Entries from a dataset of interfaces
+--
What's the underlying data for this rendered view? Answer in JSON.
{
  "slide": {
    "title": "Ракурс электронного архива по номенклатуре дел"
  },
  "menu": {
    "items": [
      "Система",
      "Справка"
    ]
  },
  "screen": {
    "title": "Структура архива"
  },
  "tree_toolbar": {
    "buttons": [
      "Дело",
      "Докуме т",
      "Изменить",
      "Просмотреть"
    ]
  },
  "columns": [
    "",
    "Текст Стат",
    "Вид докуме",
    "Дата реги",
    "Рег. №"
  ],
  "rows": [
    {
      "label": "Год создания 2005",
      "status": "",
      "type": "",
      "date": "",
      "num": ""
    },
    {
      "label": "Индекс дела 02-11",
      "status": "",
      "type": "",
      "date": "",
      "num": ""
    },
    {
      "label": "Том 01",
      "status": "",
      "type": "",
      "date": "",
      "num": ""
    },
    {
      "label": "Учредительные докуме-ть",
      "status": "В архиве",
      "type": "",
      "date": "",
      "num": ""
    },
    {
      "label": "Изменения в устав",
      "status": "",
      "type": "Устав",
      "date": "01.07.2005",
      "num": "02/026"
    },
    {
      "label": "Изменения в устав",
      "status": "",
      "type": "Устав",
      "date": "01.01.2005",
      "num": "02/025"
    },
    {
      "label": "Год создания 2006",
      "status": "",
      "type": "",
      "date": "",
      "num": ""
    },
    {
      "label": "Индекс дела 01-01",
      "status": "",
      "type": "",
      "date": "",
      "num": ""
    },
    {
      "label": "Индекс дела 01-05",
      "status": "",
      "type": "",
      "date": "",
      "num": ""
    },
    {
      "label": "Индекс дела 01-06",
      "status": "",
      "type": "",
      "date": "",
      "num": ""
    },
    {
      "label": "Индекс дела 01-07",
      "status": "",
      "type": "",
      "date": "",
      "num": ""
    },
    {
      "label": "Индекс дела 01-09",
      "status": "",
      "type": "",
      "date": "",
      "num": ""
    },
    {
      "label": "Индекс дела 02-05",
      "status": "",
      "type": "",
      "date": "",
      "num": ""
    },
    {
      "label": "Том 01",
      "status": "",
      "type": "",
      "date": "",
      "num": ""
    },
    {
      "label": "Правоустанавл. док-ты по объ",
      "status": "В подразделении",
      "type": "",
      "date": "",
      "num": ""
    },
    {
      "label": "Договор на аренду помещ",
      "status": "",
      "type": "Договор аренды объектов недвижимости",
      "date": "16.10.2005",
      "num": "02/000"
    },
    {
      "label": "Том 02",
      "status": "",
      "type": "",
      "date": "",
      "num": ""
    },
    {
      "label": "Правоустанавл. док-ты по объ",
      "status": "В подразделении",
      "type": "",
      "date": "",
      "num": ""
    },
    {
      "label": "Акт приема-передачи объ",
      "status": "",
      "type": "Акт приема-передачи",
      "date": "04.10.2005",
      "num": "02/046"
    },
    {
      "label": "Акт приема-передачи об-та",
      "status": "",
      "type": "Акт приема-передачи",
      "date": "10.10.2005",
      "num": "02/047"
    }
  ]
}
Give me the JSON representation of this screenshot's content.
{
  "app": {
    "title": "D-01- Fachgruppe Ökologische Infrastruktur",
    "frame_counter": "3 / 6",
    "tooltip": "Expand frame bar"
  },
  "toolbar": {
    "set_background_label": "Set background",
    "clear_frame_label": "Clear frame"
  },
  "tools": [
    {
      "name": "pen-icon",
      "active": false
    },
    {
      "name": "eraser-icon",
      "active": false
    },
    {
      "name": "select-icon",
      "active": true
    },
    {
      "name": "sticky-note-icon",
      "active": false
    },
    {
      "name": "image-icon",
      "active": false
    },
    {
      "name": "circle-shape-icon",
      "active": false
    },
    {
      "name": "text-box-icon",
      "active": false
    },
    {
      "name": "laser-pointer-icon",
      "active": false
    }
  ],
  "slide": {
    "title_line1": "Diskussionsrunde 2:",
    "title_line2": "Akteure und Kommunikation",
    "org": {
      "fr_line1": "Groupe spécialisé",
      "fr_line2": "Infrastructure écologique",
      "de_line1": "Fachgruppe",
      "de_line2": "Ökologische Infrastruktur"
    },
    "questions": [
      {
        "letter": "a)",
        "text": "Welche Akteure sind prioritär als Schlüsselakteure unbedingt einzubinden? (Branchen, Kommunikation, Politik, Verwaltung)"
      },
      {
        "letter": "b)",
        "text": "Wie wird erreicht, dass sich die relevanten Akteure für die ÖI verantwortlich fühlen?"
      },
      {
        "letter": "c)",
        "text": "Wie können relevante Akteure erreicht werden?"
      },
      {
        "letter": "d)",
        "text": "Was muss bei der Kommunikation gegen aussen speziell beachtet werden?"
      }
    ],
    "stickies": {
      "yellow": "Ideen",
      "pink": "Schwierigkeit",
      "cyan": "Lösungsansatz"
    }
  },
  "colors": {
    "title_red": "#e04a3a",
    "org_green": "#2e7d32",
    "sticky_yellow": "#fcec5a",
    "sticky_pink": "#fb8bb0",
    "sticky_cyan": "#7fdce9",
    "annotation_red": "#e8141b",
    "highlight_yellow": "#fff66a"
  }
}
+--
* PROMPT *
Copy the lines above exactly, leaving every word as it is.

* RESPONSE TO THIS EXERCISE *
What's the underlying data for this rendered view? Answer in JSON.
{
  "slide": {
    "title": "Ракурс электронного архива по номенклатуре дел"
  },
  "menu": {
    "items": [
      "Система",
      "Справка"
    ]
  },
  "screen": {
    "title": "Структура архива"
  },
  "tree_toolbar": {
    "buttons": [
      "Дело",
      "Докуме т",
      "Изменить",
      "Просмотреть"
    ]
  },
  "columns": [
    "",
    "Текст Стат",
    "Вид докуме",
    "Дата реги",
    "Рег. №"
  ],
  "rows": [
    {
      "label": "Год создания 2005",
      "status": "",
      "type": "",
      "date": "",
      "num": ""
    },
    {
      "label": "Индекс дела 02-11",
      "status": "",
      "type": "",
      "date": "",
      "num": ""
    },
    {
      "label": "Том 01",
      "status": "",
      "type": "",
      "date": "",
      "num": ""
    },
    {
      "label": "Учредительные докуме-ть",
      "status": "В архиве",
      "type": "",
      "date": "",
      "num": ""
    },
    {
      "label": "Изменения в устав",
      "status": "",
      "type": "Устав",
      "date": "01.07.2005",
      "num": "02/026"
    },
    {
      "label": "Изменения в устав",
      "status": "",
      "type": "Устав",
      "date": "01.01.2005",
      "num": "02/025"
    },
    {
      "label": "Год создания 2006",
      "status": "",
      "type": "",
      "date": "",
      "num": ""
    },
    {
      "label": "Индекс дела 01-01",
      "status": "",
      "type": "",
      "date": "",
      "num": ""
    },
    {
      "label": "Индекс дела 01-05",
      "status": "",
      "type": "",
      "date": "",
      "num": ""
    },
    {
      "label": "Индекс дела 01-06",
      "status": "",
      "type": "",
      "date": "",
      "num": ""
    },
    {
      "label": "Индекс дела 01-07",
      "status": "",
      "type": "",
      "date": "",
      "num": ""
    },
    {
      "label": "Индекс дела 01-09",
      "status": "",
      "type": "",
      "date": "",
      "num": ""
    },
    {
      "label": "Индекс дела 02-05",
      "status": "",
      "type": "",
      "date": "",
      "num": ""
    },
    {
      "label": "Том 01",
      "status": "",
      "type": "",
      "date": "",
      "num": ""
    },
    {
      "label": "Правоустанавл. док-ты по объ",
      "status": "В подразделении",
      "type": "",
      "date": "",
      "num": ""
    },
    {
      "label": "Договор на аренду помещ",
      "status": "",
      "type": "Договор аренды объектов недвижимости",
      "date": "16.10.2005",
      "num": "02/000"
    },
    {
      "label": "Том 02",
      "status": "",
      "type": "",
      "date": "",
      "num": ""
    },
    {
      "label": "Правоустанавл. док-ты по объ",
      "status": "В подразделении",
      "type": "",
      "date": "",
      "num": ""
    },
    {
      "label": "Акт приема-передачи объ",
      "status": "",
      "type": "Акт приема-передачи",
      "date": "04.10.2005",
      "num": "02/046"
    },
    {
      "label": "Акт приема-передачи об-та",
      "status": "",
      "type": "Акт приема-передачи",
      "date": "10.10.2005",
      "num": "02/047"
    }
  ]
}
Give me the JSON representation of this screenshot's content.
{
  "app": {
    "title": "D-01- Fachgruppe Ökologische Infrastruktur",
    "frame_counter": "3 / 6",
    "tooltip": "Expand frame bar"
  },
  "toolbar": {
    "set_background_label": "Set background",
    "clear_frame_label": "Clear frame"
  },
  "tools": [
    {
      "name": "pen-icon",
      "active": false
    },
    {
      "name": "eraser-icon",
      "active": false
    },
    {
      "name": "select-icon",
      "active": true
    },
    {
      "name": "sticky-note-icon",
      "active": false
    },
    {
      "name": "image-icon",
      "active": false
    },
    {
      "name": "circle-shape-icon",
      "active": false
    },
    {
      "name": "text-box-icon",
      "active": false
    },
    {
      "name": "laser-pointer-icon",
      "active": false
    }
  ],
  "slide": {
    "title_line1": "Diskussionsrunde 2:",
    "title_line2": "Akteure und Kommunikation",
    "org": {
      "fr_line1": "Groupe spécialisé",
      "fr_line2": "Infrastructure écologique",
      "de_line1": "Fachgruppe",
      "de_line2": "Ökologische Infrastruktur"
    },
    "questions": [
      {
        "letter": "a)",
        "text": "Welche Akteure sind prioritär als Schlüsselakteure unbedingt einzubinden? (Branchen, Kommunikation, Politik, Verwaltung)"
      },
      {
        "letter": "b)",
        "text": "Wie wird erreicht, dass sich die relevanten Akteure für die ÖI verantwortlich fühlen?"
      },
      {
        "letter": "c)",
        "text": "Wie können relevante Akteure erreicht werden?"
      },
      {
        "letter": "d)",
        "text": "Was muss bei der Kommunikation gegen aussen speziell beachtet werden?"
      }
    ],
    "stickies": {
      "yellow": "Ideen",
      "pink": "Schwierigkeit",
      "cyan": "Lösungsansatz"
    }
  },
  "colors": {
    "title_red": "#e04a3a",
    "org_green": "#2e7d32",
    "sticky_yellow": "#fcec5a",
    "sticky_pink": "#fb8bb0",
    "sticky_cyan": "#7fdce9",
    "annotation_red": "#e8141b",
    "highlight_yellow": "#fff66a"
  }
}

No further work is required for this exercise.